_YOUR ASSIGNMENT:_ Once the pictures are set aside, print the records that follow exactly as written.

-- DATA TO EXAMINE follows --

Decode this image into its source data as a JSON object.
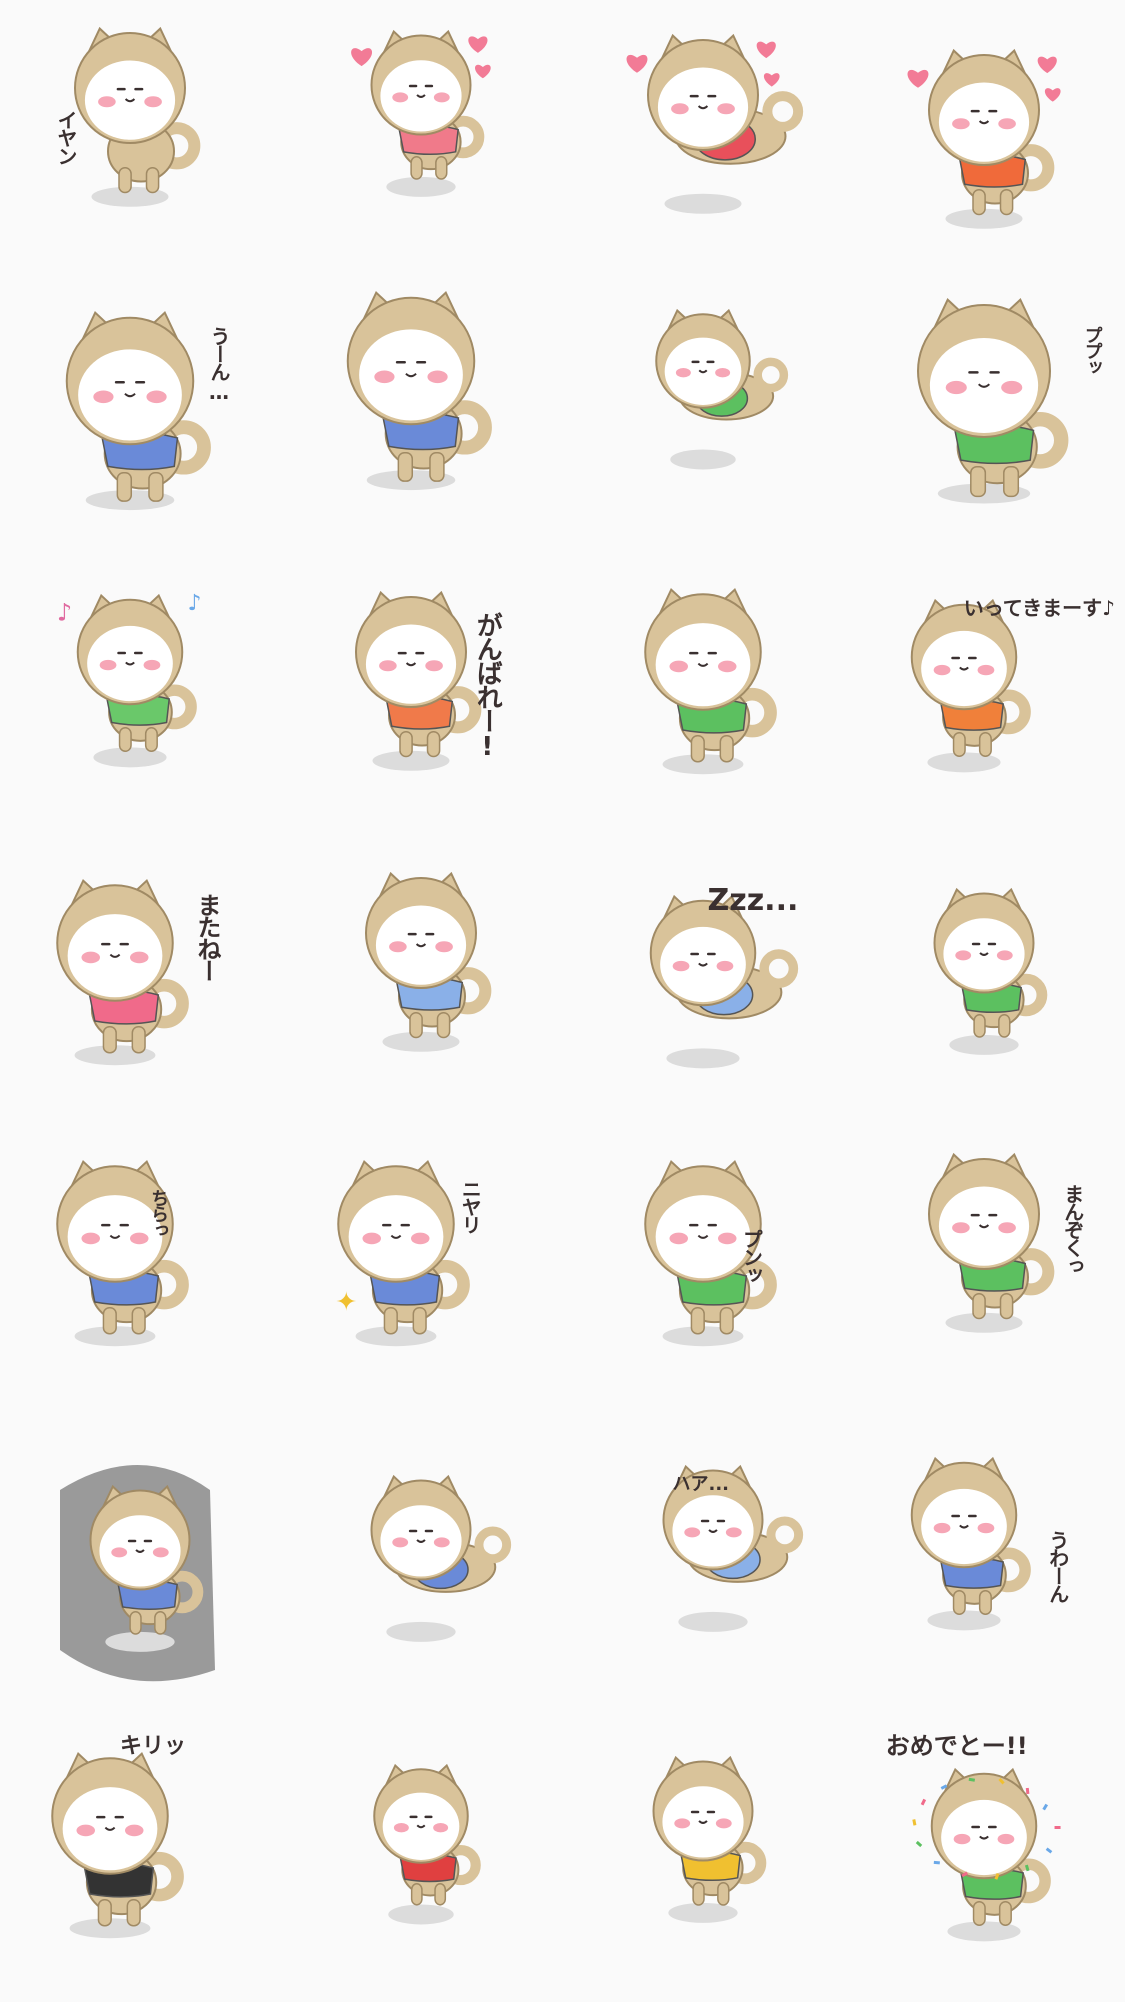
{
  "palette": {
    "fur": "#d9c39a",
    "fur_line": "#a08a64",
    "face": "#ffffff",
    "blush": "#f6a6b6",
    "ink": "#3a3030",
    "shadow": "#dcdcdc",
    "heart": "#f27b96"
  },
  "stickers": [
    {
      "id": 1,
      "caption": "イヤン",
      "shirt": "",
      "accent": "",
      "icon": "shy-dog-icon"
    },
    {
      "id": 2,
      "caption": "",
      "shirt": "#f07a8a",
      "accent": "heart",
      "icon": "love-eyes-dog-icon"
    },
    {
      "id": 3,
      "caption": "",
      "shirt": "#e8505b",
      "accent": "heart",
      "icon": "lying-dog-icon"
    },
    {
      "id": 4,
      "caption": "",
      "shirt": "#f06a3a",
      "accent": "heart",
      "icon": "hearts-dog-icon"
    },
    {
      "id": 5,
      "caption": "うーん…",
      "shirt": "#6a8ad8",
      "accent": "",
      "icon": "thinking-dog-icon"
    },
    {
      "id": 6,
      "caption": "",
      "shirt": "#6a8ad8",
      "accent": "",
      "icon": "crying-dog-icon"
    },
    {
      "id": 7,
      "caption": "",
      "shirt": "#5cc060",
      "accent": "",
      "icon": "lazy-dog-icon"
    },
    {
      "id": 8,
      "caption": "ププッ",
      "shirt": "#5cc060",
      "accent": "",
      "icon": "giggle-dog-icon"
    },
    {
      "id": 9,
      "caption": "",
      "shirt": "#6ac86a",
      "accent": "music",
      "icon": "dancing-dog-icon"
    },
    {
      "id": 10,
      "caption": "がんばれー!",
      "shirt": "#f07a4a",
      "accent": "",
      "icon": "cheer-dog-icon"
    },
    {
      "id": 11,
      "caption": "",
      "shirt": "#5cc060",
      "accent": "",
      "icon": "sitting-dog-icon"
    },
    {
      "id": 12,
      "caption": "いってきまーす♪",
      "shirt": "#f0803a",
      "accent": "",
      "icon": "walking-dog-icon"
    },
    {
      "id": 13,
      "caption": "またねー",
      "shirt": "#f06a8a",
      "accent": "",
      "icon": "waving-dog-icon"
    },
    {
      "id": 14,
      "caption": "",
      "shirt": "#8ab0e8",
      "accent": "",
      "icon": "pajama-dog-icon"
    },
    {
      "id": 15,
      "caption": "Zzz...",
      "shirt": "#8ab0e8",
      "accent": "",
      "icon": "sleeping-dog-icon"
    },
    {
      "id": 16,
      "caption": "",
      "shirt": "#5cc060",
      "accent": "",
      "icon": "shocked-dog-icon"
    },
    {
      "id": 17,
      "caption": "ちらっ",
      "shirt": "#6a8ad8",
      "accent": "",
      "icon": "peek-dog-icon"
    },
    {
      "id": 18,
      "caption": "ニヤリ",
      "shirt": "#6a8ad8",
      "accent": "sparkle",
      "icon": "smirk-dog-icon"
    },
    {
      "id": 19,
      "caption": "プンッ",
      "shirt": "#5cc060",
      "accent": "",
      "icon": "pouting-dog-icon"
    },
    {
      "id": 20,
      "caption": "まんぞくっ",
      "shirt": "#5cc060",
      "accent": "",
      "icon": "satisfied-dog-icon"
    },
    {
      "id": 21,
      "caption": "",
      "shirt": "#6a8ad8",
      "accent": "",
      "icon": "corner-dog-icon"
    },
    {
      "id": 22,
      "caption": "",
      "shirt": "#6a8ad8",
      "accent": "",
      "icon": "collapsed-dog-icon"
    },
    {
      "id": 23,
      "caption": "ハア...",
      "shirt": "#8ab0e8",
      "accent": "",
      "icon": "tired-dog-icon"
    },
    {
      "id": 24,
      "caption": "うわーん",
      "shirt": "#6a8ad8",
      "accent": "",
      "icon": "wailing-dog-icon"
    },
    {
      "id": 25,
      "caption": "キリッ",
      "shirt": "#333333",
      "accent": "",
      "icon": "glasses-dog-icon"
    },
    {
      "id": 26,
      "caption": "",
      "shirt": "#e04040",
      "accent": "",
      "icon": "snowman-dog-icon"
    },
    {
      "id": 27,
      "caption": "",
      "shirt": "#f0c030",
      "accent": "",
      "icon": "skiing-dog-icon"
    },
    {
      "id": 28,
      "caption": "おめでとー!!",
      "shirt": "#5cc060",
      "accent": "confetti",
      "icon": "celebrate-dog-icon"
    }
  ]
}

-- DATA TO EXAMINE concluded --

_ANSWER SPACE:_
Decode this image into its source data as a JSON object.
{
  "palette": {
    "fur": "#d9c39a",
    "fur_line": "#a08a64",
    "face": "#ffffff",
    "blush": "#f6a6b6",
    "ink": "#3a3030",
    "shadow": "#dcdcdc",
    "heart": "#f27b96"
  },
  "stickers": [
    {
      "id": 1,
      "caption": "イヤン",
      "shirt": "",
      "accent": "",
      "icon": "shy-dog-icon"
    },
    {
      "id": 2,
      "caption": "",
      "shirt": "#f07a8a",
      "accent": "heart",
      "icon": "love-eyes-dog-icon"
    },
    {
      "id": 3,
      "caption": "",
      "shirt": "#e8505b",
      "accent": "heart",
      "icon": "lying-dog-icon"
    },
    {
      "id": 4,
      "caption": "",
      "shirt": "#f06a3a",
      "accent": "heart",
      "icon": "hearts-dog-icon"
    },
    {
      "id": 5,
      "caption": "うーん…",
      "shirt": "#6a8ad8",
      "accent": "",
      "icon": "thinking-dog-icon"
    },
    {
      "id": 6,
      "caption": "",
      "shirt": "#6a8ad8",
      "accent": "",
      "icon": "crying-dog-icon"
    },
    {
      "id": 7,
      "caption": "",
      "shirt": "#5cc060",
      "accent": "",
      "icon": "lazy-dog-icon"
    },
    {
      "id": 8,
      "caption": "ププッ",
      "shirt": "#5cc060",
      "accent": "",
      "icon": "giggle-dog-icon"
    },
    {
      "id": 9,
      "caption": "",
      "shirt": "#6ac86a",
      "accent": "music",
      "icon": "dancing-dog-icon"
    },
    {
      "id": 10,
      "caption": "がんばれー!",
      "shirt": "#f07a4a",
      "accent": "",
      "icon": "cheer-dog-icon"
    },
    {
      "id": 11,
      "caption": "",
      "shirt": "#5cc060",
      "accent": "",
      "icon": "sitting-dog-icon"
    },
    {
      "id": 12,
      "caption": "いってきまーす♪",
      "shirt": "#f0803a",
      "accent": "",
      "icon": "walking-dog-icon"
    },
    {
      "id": 13,
      "caption": "またねー",
      "shirt": "#f06a8a",
      "accent": "",
      "icon": "waving-dog-icon"
    },
    {
      "id": 14,
      "caption": "",
      "shirt": "#8ab0e8",
      "accent": "",
      "icon": "pajama-dog-icon"
    },
    {
      "id": 15,
      "caption": "Zzz...",
      "shirt": "#8ab0e8",
      "accent": "",
      "icon": "sleeping-dog-icon"
    },
    {
      "id": 16,
      "caption": "",
      "shirt": "#5cc060",
      "accent": "",
      "icon": "shocked-dog-icon"
    },
    {
      "id": 17,
      "caption": "ちらっ",
      "shirt": "#6a8ad8",
      "accent": "",
      "icon": "peek-dog-icon"
    },
    {
      "id": 18,
      "caption": "ニヤリ",
      "shirt": "#6a8ad8",
      "accent": "sparkle",
      "icon": "smirk-dog-icon"
    },
    {
      "id": 19,
      "caption": "プンッ",
      "shirt": "#5cc060",
      "accent": "",
      "icon": "pouting-dog-icon"
    },
    {
      "id": 20,
      "caption": "まんぞくっ",
      "shirt": "#5cc060",
      "accent": "",
      "icon": "satisfied-dog-icon"
    },
    {
      "id": 21,
      "caption": "",
      "shirt": "#6a8ad8",
      "accent": "",
      "icon": "corner-dog-icon"
    },
    {
      "id": 22,
      "caption": "",
      "shirt": "#6a8ad8",
      "accent": "",
      "icon": "collapsed-dog-icon"
    },
    {
      "id": 23,
      "caption": "ハア...",
      "shirt": "#8ab0e8",
      "accent": "",
      "icon": "tired-dog-icon"
    },
    {
      "id": 24,
      "caption": "うわーん",
      "shirt": "#6a8ad8",
      "accent": "",
      "icon": "wailing-dog-icon"
    },
    {
      "id": 25,
      "caption": "キリッ",
      "shirt": "#333333",
      "accent": "",
      "icon": "glasses-dog-icon"
    },
    {
      "id": 26,
      "caption": "",
      "shirt": "#e04040",
      "accent": "",
      "icon": "snowman-dog-icon"
    },
    {
      "id": 27,
      "caption": "",
      "shirt": "#f0c030",
      "accent": "",
      "icon": "skiing-dog-icon"
    },
    {
      "id": 28,
      "caption": "おめでとー!!",
      "shirt": "#5cc060",
      "accent": "confetti",
      "icon": "celebrate-dog-icon"
    }
  ]
}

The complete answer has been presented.